What you will do:
Copy, from the material below, every line in which the word "JSON" can be found.

Provided information:
────────────────

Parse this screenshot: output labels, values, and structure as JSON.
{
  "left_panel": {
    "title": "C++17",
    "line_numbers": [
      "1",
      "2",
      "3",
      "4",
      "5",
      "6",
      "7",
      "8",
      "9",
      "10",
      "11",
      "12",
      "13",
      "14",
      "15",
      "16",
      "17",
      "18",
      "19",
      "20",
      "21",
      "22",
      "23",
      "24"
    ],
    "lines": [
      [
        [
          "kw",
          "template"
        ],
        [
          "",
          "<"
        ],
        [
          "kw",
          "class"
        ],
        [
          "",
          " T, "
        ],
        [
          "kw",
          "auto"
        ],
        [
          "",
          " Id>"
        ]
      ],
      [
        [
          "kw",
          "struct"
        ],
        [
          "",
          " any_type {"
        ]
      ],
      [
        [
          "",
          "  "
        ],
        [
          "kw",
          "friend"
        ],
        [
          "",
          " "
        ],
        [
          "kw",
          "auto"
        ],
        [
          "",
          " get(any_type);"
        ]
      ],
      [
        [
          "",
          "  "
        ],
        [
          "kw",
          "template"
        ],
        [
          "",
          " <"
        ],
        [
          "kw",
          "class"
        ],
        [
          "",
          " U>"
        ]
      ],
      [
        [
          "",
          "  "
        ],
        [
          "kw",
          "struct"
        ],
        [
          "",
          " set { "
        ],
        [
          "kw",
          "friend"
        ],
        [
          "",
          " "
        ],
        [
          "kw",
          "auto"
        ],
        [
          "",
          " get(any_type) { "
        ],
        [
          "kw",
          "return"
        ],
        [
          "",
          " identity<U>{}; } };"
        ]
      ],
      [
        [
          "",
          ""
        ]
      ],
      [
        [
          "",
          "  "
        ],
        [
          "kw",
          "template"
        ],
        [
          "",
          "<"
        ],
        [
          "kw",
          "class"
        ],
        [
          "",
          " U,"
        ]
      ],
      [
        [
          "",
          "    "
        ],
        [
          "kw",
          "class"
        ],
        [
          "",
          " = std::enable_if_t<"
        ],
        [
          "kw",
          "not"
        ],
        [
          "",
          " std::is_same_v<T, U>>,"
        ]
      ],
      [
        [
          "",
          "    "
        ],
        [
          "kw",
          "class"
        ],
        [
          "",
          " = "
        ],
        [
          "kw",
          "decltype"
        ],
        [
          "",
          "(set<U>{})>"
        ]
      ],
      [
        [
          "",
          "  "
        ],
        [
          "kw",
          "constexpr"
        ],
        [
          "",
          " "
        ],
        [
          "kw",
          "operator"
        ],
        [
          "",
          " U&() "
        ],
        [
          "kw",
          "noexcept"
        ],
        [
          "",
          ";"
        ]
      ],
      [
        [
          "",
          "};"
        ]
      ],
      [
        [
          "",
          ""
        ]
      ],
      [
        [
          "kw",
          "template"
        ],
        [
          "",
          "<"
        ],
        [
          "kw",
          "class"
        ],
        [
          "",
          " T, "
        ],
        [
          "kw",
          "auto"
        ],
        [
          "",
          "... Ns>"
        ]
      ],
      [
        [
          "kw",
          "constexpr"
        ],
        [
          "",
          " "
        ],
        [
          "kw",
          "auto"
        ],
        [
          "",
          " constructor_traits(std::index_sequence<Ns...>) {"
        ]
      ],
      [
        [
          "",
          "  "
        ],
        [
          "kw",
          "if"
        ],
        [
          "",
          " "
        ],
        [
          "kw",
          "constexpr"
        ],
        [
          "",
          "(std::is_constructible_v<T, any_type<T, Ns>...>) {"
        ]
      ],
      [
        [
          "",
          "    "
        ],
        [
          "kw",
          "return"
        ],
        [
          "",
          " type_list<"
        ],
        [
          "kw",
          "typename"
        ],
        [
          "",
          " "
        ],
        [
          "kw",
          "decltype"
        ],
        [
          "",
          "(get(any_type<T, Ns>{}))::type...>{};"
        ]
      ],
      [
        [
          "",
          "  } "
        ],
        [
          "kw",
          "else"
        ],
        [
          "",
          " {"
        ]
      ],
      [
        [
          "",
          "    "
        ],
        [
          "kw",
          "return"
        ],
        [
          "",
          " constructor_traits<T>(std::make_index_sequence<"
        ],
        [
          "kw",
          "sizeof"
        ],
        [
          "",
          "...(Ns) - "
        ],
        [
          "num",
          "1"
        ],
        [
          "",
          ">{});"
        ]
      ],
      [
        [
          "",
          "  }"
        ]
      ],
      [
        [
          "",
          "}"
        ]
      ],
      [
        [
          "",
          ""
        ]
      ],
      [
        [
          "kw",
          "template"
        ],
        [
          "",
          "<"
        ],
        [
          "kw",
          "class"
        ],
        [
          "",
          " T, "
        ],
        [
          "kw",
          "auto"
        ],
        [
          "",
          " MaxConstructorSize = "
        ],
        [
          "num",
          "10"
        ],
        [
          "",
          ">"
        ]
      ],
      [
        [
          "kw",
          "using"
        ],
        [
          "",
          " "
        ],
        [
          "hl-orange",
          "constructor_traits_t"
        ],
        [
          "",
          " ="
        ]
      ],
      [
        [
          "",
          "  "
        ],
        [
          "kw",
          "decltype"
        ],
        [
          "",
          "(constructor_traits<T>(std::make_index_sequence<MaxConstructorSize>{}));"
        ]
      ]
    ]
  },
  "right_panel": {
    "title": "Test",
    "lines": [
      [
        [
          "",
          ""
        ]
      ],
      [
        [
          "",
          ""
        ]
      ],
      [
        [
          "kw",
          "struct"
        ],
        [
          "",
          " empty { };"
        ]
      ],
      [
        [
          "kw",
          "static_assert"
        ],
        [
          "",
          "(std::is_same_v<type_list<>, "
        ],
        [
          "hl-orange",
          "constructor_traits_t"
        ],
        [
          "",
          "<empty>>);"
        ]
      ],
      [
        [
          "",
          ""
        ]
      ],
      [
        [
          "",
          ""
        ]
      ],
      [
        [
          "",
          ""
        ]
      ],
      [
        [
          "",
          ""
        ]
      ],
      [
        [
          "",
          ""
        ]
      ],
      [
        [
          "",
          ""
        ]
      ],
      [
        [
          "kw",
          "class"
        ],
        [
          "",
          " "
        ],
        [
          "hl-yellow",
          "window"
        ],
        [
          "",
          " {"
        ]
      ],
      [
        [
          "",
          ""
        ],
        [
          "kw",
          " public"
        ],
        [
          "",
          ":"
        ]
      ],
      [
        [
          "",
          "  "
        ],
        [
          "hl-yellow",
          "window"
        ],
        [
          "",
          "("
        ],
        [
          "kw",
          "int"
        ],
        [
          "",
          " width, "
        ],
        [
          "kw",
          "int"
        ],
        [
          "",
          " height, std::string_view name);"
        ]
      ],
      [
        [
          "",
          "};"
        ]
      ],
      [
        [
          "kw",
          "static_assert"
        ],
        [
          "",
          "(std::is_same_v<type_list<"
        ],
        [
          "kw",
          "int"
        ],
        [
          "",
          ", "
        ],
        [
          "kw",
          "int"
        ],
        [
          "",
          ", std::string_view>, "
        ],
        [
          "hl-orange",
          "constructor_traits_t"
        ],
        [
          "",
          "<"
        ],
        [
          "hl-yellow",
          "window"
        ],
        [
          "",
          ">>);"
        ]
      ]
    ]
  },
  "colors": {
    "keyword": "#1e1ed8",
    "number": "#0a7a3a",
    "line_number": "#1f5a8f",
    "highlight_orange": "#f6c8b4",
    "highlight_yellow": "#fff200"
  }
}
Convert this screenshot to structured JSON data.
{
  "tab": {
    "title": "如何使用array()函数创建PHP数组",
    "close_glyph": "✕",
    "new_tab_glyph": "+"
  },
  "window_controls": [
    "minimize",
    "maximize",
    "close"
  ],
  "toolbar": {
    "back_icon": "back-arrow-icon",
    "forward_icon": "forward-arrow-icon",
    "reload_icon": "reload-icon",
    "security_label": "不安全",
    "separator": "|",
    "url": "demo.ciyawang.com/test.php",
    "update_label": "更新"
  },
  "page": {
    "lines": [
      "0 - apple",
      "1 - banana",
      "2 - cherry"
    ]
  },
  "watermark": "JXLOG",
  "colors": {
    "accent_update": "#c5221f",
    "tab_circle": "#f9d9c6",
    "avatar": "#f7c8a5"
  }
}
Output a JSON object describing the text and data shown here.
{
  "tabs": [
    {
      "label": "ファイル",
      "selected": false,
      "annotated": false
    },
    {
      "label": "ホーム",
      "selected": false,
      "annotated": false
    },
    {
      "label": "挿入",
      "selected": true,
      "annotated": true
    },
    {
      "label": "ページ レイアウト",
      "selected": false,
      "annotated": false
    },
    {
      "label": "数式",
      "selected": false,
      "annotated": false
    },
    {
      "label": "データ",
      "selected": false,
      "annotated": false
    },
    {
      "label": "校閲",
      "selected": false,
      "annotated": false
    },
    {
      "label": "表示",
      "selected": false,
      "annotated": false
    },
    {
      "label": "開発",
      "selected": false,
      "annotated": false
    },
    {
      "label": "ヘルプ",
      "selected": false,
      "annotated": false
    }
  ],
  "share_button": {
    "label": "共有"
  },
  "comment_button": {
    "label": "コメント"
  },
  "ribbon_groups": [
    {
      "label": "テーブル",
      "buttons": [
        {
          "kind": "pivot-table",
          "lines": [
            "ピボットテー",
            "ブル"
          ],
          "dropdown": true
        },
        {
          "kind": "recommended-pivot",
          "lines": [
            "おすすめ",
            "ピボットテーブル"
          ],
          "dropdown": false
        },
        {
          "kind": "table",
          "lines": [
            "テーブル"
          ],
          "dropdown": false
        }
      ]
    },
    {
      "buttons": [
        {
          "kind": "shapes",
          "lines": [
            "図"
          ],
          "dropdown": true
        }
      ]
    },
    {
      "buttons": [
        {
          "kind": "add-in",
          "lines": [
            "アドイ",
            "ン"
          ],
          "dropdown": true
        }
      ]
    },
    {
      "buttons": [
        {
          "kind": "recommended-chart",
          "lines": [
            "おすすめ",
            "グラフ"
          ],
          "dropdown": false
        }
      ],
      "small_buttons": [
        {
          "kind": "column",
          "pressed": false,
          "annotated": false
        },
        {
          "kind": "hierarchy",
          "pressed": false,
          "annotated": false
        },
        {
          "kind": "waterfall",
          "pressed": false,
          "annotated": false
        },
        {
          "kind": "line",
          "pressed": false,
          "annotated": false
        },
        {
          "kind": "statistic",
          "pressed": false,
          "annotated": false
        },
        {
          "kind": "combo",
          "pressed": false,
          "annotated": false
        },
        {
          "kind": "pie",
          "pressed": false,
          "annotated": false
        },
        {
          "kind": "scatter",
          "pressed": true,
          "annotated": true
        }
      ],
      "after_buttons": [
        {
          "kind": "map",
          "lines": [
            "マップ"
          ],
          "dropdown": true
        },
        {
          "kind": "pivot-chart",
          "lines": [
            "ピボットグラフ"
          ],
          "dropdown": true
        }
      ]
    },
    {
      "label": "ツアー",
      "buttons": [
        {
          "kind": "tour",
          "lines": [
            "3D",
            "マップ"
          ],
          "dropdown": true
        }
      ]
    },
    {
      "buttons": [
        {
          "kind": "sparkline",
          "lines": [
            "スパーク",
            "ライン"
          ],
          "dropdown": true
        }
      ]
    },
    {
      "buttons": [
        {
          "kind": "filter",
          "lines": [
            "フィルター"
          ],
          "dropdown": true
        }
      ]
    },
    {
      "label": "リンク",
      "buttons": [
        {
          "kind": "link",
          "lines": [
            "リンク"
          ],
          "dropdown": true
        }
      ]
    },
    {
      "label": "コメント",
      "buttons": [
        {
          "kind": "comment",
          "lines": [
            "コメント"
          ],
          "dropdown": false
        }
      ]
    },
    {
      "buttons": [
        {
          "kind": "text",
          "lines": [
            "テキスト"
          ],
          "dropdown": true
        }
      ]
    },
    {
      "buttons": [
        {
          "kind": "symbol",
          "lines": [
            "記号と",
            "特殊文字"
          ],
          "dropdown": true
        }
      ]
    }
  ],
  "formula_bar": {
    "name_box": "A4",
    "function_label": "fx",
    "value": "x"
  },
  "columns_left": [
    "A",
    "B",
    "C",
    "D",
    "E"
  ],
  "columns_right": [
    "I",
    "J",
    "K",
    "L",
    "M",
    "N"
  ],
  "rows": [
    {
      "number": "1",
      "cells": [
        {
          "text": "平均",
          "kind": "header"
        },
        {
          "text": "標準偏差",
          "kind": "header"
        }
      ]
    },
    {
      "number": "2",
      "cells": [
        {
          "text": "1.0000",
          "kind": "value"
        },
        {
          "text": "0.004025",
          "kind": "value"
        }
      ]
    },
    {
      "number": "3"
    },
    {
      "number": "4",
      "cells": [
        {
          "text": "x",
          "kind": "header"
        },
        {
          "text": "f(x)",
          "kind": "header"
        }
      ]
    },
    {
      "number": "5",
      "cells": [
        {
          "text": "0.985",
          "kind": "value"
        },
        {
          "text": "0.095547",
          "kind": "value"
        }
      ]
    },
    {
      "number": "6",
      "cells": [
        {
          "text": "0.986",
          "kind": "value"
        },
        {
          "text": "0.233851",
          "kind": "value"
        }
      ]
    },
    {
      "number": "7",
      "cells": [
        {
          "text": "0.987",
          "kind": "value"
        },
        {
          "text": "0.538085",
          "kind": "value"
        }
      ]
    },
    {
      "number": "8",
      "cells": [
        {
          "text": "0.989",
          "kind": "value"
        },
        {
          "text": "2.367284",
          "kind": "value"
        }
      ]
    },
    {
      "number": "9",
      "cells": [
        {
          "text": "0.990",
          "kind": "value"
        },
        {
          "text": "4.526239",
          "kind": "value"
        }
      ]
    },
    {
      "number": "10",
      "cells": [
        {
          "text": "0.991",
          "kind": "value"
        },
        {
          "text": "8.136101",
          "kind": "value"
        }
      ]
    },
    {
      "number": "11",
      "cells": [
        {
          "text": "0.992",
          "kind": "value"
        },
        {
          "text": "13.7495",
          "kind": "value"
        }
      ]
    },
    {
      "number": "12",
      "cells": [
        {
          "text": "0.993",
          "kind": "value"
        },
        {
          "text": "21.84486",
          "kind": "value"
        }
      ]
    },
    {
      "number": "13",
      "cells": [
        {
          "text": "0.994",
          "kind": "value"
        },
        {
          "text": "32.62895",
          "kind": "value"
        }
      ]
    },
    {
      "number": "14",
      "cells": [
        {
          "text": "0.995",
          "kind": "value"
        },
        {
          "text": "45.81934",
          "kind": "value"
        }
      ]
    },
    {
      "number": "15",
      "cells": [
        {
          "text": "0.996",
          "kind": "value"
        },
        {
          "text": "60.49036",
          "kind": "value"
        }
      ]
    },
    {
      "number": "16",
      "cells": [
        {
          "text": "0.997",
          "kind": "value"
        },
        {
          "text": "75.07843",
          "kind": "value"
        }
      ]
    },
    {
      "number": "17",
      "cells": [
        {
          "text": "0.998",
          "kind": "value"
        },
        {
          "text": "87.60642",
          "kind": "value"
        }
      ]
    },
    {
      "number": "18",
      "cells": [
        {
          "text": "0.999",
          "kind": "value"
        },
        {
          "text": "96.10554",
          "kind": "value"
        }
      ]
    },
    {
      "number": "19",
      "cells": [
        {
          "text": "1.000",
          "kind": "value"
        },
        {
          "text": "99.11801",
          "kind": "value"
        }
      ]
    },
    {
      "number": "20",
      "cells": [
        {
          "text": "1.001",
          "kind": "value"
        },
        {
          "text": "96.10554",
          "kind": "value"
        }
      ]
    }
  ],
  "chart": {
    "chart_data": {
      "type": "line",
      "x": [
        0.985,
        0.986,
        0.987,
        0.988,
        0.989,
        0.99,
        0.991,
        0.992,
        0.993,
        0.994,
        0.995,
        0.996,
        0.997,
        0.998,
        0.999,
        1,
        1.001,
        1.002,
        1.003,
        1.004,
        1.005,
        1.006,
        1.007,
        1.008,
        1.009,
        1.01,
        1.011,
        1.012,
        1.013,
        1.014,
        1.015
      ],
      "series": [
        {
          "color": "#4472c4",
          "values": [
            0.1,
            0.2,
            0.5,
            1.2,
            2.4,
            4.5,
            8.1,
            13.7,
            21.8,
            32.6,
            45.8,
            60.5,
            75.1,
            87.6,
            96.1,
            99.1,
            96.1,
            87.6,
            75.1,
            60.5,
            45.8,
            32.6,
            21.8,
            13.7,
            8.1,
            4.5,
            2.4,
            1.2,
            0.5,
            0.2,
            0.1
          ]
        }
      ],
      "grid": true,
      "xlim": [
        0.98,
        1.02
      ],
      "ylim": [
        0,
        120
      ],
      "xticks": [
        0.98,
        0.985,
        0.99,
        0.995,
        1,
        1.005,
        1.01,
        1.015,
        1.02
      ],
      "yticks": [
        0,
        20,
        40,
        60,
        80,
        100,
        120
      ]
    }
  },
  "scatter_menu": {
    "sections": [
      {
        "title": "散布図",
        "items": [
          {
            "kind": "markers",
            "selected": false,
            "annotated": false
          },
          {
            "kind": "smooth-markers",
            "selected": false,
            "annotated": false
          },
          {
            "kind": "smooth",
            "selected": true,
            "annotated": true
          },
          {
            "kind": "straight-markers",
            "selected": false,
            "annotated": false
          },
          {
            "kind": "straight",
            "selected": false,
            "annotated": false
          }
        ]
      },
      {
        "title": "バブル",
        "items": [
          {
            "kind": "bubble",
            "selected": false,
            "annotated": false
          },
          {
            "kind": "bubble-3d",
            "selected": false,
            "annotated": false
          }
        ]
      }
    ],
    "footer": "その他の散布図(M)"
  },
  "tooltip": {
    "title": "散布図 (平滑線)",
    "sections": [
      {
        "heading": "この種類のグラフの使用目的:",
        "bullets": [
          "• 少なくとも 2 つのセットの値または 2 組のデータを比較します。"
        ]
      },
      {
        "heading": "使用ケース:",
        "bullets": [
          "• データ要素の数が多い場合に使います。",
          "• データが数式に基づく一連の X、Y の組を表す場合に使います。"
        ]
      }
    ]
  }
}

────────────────

Exercise output:
Parse this screenshot: output labels, values, and structure as JSON.
Convert this screenshot to structured JSON data.
Output a JSON object describing the text and data shown here.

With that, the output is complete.